A role for the inferior colliculus in multisensory speech integration

Neuroreport. 2006 Oct 23;17(15):1607-10. doi: 10.1097/01.wnr.0000236856.93586.94.


Multisensory integration can occur at relatively low levels within the central nervous system. Recent evidence suggests that multisensory audio-visual integration for speech may have a subcortical component, as acoustic processing in the human brainstem is influenced by lipreading during speech perception. Here, stimuli depicting the McGurk illusion (a demonstration of auditory-visual integration using speech stimuli) were presented to a 12-year-old child (FX) with a circumscribed unilateral lesion of the right inferior colliculus. When McGurk-type stimuli were presented in the contralesional hemifield, illusory perception reflecting bimodal integration was significantly reduced compared with the ipsilesional hemifield and a group of age-matched controls.
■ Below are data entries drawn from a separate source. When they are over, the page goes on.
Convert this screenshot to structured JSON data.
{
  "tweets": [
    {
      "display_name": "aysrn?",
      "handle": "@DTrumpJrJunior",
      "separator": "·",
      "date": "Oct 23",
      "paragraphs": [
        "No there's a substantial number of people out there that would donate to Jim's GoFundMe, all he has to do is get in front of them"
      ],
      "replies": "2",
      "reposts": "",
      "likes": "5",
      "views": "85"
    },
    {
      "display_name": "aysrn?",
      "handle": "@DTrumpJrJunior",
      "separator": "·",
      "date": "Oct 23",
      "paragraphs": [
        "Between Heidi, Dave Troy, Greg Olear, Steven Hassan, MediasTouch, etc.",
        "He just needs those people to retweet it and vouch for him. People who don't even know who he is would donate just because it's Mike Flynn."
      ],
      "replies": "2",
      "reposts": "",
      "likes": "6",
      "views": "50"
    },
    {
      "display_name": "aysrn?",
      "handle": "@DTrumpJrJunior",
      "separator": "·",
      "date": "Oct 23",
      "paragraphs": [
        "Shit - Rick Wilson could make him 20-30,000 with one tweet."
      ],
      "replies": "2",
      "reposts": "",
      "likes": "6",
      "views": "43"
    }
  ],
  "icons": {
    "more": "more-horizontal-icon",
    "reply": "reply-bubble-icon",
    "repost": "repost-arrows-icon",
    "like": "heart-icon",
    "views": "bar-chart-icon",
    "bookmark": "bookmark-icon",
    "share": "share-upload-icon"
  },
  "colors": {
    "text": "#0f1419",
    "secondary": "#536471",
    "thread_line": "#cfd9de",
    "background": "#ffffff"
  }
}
These data suggest a functional role for the inferior colliculus in the audio-visual integration of speech stimuli.

Publication types

  • Research Support, Non-U.S. Gov't

MeSH terms

  • Acoustic Stimulation / methods
  • Adolescent
  • Auditory Perceptual Disorders / physiopathology
  • Brain Mapping
  • Child
  • Female
  • Humans
  • Inferior Colliculi / physiology*
  • Male
  • Photic Stimulation / methods
  • Speech Perception / physiology*
  • Speech*
  • Visual Fields / physiology
  • Visual Perception / physiology*